▶ SUPPLIED MATERIAL
*-*-*
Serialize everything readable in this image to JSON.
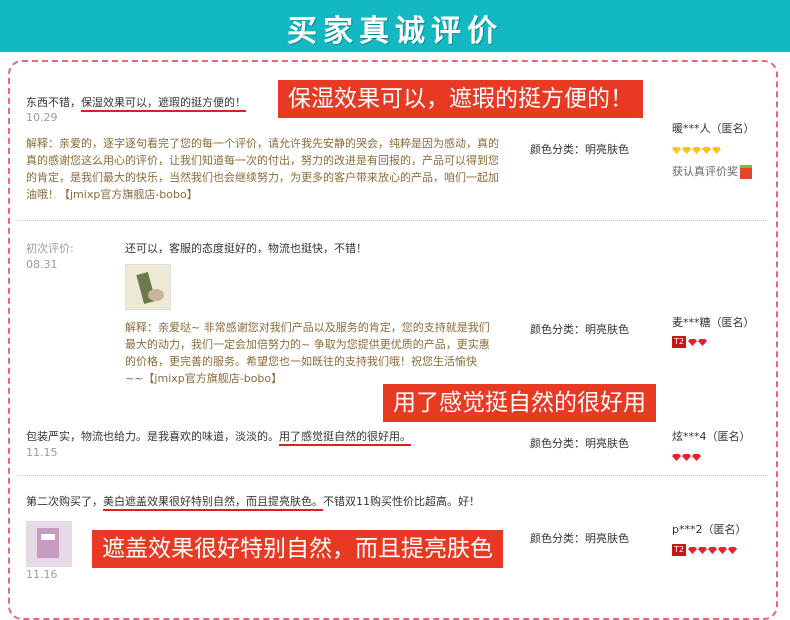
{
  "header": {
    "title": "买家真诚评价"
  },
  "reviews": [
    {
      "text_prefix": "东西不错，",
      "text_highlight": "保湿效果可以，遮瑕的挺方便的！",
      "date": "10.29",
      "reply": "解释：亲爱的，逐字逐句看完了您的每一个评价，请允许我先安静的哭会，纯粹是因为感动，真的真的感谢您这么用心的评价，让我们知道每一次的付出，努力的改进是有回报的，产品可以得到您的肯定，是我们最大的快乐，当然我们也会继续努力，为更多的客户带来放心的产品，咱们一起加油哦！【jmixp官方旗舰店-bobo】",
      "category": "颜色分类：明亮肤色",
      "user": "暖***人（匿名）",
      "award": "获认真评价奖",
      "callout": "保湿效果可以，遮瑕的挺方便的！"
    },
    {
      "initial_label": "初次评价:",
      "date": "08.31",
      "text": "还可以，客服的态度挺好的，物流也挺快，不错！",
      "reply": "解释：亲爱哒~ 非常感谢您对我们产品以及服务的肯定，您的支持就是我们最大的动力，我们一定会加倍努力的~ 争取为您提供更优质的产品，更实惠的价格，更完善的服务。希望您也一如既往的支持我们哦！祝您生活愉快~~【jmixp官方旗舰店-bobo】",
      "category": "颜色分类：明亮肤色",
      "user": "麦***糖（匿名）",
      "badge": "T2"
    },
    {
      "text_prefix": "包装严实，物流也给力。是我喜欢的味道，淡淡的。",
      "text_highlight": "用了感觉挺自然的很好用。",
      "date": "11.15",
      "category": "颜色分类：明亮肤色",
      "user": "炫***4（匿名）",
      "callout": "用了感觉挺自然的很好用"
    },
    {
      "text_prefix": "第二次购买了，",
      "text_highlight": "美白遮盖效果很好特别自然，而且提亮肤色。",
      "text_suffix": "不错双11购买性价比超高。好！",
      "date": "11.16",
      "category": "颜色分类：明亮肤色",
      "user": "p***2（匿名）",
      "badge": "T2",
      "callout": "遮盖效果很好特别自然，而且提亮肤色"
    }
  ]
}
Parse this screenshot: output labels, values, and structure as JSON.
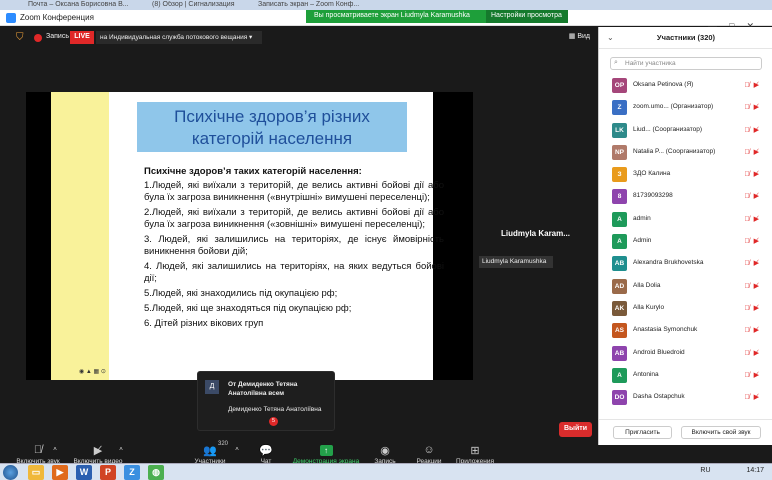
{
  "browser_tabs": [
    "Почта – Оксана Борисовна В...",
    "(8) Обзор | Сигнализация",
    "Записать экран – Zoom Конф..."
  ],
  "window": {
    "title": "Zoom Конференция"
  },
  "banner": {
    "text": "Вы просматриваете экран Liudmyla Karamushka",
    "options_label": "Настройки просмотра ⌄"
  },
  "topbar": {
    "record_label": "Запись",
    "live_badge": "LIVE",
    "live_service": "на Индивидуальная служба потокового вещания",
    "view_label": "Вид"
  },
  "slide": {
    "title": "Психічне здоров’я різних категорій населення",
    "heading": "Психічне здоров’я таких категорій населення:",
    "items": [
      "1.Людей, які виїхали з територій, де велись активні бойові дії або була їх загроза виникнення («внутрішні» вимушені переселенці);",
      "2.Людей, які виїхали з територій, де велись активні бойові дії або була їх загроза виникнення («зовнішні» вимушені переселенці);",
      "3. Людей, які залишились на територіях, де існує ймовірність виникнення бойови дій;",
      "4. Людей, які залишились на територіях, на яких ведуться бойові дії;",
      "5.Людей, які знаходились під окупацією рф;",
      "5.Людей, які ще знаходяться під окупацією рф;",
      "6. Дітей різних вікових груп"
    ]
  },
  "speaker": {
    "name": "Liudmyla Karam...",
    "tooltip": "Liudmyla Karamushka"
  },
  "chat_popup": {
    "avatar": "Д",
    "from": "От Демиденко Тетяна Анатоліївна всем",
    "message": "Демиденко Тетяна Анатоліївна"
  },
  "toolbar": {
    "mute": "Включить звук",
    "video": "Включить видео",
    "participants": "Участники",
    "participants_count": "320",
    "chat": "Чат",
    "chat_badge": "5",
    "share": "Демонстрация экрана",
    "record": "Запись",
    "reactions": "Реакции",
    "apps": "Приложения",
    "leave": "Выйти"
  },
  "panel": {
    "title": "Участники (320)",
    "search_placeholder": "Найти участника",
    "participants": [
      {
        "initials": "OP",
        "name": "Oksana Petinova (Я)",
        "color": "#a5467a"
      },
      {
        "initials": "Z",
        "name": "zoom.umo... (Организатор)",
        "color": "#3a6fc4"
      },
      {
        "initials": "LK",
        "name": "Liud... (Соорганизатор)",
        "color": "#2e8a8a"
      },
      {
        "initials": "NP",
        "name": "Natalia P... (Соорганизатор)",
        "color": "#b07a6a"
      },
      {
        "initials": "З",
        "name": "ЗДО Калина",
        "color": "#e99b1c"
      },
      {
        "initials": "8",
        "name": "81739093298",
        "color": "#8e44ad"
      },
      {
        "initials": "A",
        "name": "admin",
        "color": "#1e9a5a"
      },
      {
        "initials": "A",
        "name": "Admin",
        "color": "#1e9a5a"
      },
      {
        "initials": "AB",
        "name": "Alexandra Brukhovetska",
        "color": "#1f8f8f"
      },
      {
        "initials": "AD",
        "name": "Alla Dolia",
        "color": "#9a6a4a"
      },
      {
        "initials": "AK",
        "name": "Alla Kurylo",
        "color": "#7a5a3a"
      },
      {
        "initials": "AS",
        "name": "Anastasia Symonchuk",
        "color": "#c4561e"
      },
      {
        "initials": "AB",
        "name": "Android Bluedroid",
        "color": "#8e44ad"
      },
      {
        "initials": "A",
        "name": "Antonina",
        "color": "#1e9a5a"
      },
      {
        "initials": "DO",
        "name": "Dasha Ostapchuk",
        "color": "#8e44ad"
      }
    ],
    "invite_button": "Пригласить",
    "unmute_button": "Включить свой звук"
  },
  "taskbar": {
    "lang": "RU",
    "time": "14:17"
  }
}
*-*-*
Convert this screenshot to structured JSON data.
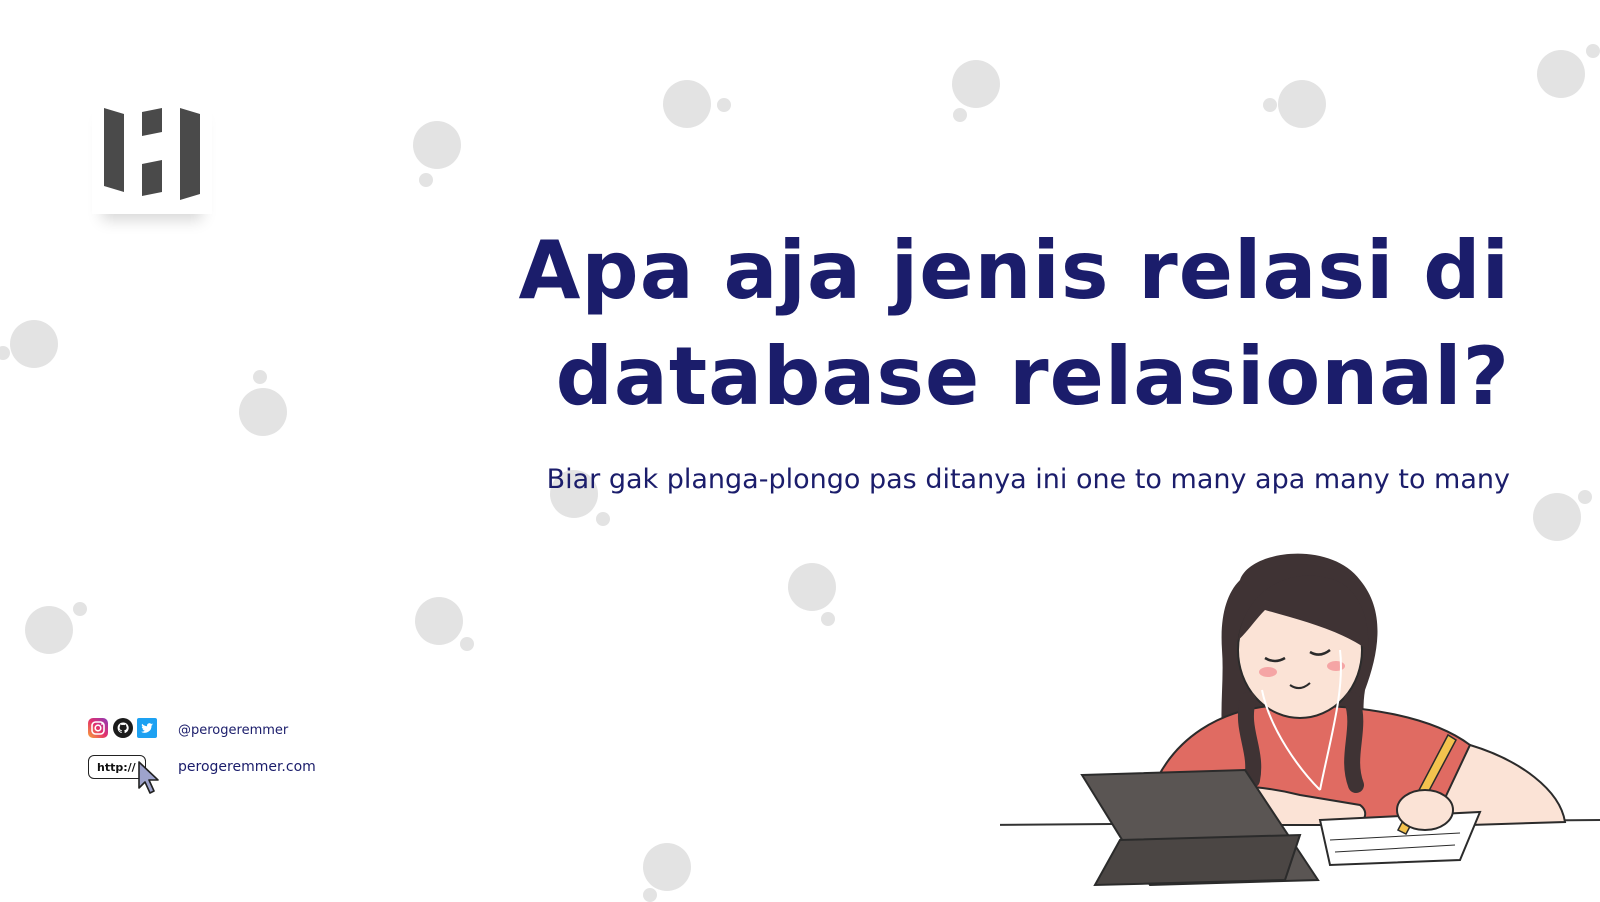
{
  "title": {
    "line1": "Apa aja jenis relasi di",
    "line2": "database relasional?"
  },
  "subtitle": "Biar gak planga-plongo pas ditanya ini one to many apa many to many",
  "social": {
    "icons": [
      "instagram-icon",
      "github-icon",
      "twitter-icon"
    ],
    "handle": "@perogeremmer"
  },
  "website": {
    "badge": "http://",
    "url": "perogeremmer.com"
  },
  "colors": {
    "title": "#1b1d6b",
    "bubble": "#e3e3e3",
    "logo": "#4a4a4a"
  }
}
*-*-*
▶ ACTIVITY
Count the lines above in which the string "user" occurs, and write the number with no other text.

▶ ANSWER FOR THE TASK
4